  1. Correct answer: will have finished cooking. The correct answer is a future perfect tense verb. It indicates that George will begin exercising at some point in the future. He will complete this action at some point before Susan awakens. The future perfect progressive “will have been exercising” will not work because the sentence lacks any indication of duration.


  1. Correct answer: buys. “Every morning” indicates that this sentence needs a simple present verb such as “buys.” Simple present actions are habitual. They have happened before, are happing now, and will probably continue to happen in the future. “Has bought” is present perfect, the verb tense used for actions that have already been completed sometime before the present.


  1. Correct answer: will have been painting. “Most of the day” expresses the amount of time that passes between Cassie beginning to paint and her friends being able to assist her. Because the sentence is expressing duration, it needs the future perfect progressive “will have been painting.” Future perfect verbs like “will have painted” cannot help express duration.


  1. Correct answer: was playing. Of the two choices, only the past progressive “was playing” makes sense in the context of the sentence as a whole. Heather was playing videogames when Joan left and presumably continued to play them. Since this sentence doesn’t indicate how long Heather was playing video games for, it can’t use the past perfect progressive tense “had been playing.”


  1. Correct answer: had been waiting. This sentence needs a perfect progressive tense verb because “over an hour” expresses duration. The past perfect progressive tense “had been waiting” is the only correct choice available. “Had already waited” is past perfect. While it does indicate that both Bob’s wait and his date’s arrival occurred in the past, it can’t express how long Bob had been waiting for his date to arrive.

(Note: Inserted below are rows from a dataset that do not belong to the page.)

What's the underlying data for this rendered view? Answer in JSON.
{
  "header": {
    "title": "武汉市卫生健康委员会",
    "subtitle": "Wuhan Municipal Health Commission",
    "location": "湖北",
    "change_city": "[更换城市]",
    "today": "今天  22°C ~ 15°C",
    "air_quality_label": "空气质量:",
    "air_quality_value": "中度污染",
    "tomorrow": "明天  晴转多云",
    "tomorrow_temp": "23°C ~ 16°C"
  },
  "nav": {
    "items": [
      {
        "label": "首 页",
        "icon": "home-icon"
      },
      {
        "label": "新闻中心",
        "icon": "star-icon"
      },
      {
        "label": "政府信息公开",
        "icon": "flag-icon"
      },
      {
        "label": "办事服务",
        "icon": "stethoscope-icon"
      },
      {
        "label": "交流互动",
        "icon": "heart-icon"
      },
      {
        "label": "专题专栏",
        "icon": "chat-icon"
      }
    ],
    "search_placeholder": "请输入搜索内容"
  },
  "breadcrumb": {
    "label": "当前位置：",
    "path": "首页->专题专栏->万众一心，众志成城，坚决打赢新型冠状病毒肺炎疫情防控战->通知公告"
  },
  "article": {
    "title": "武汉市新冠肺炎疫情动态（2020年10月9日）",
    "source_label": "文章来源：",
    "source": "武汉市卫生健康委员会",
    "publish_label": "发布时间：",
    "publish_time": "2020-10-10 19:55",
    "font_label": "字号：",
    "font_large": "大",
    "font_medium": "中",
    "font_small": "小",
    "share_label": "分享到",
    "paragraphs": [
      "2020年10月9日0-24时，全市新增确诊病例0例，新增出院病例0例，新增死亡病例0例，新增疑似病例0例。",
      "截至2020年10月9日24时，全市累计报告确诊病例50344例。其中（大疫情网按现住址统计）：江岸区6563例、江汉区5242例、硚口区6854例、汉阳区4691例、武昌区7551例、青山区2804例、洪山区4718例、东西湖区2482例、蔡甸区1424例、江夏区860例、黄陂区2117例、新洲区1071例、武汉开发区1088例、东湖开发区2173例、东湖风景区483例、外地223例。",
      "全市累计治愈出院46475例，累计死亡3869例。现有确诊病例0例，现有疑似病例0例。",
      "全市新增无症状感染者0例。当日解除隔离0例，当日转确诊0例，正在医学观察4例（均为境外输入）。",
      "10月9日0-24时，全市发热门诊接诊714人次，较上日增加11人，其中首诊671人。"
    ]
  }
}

  1. Correct answer: will be ringing. At some point in the future, Ellen will be in the process of ringing sales as part of her job at the coffee shop. While his is happening, her friends will also arrive at the shop. The future progressive “will be ringing” helps us to understand the relationship between these two future events. The simple future “will ring” would only work if the sentence included a specific future time instead of the second event.


  1. Correct answer: has already mowed. This sentence needs the present perfect “has already mowed” because James finished mowing the lawn at some point before I wrote this quiz. You can’t use the present perfect progressive “has been mowing” or any other perfect progressive tense verb here because the sentence offers no indication of how long it took James to mow the lawn.


  1. Correct answer: had already told. The presence of the second past event (the announcement) lets us know that we need the past perfect tense “had already told.” If you were to omit the second past event, then you would need to use the present perfect “has already told.”


  1. Correct answer: has been tutoring. Because this sentence includes the duration of Ashley’s tutoring career up until the present time, it needs the present perfect progressive verb “has been tutoring.” The simple past “has tutored” can’t help express duration and thus can’t be used here.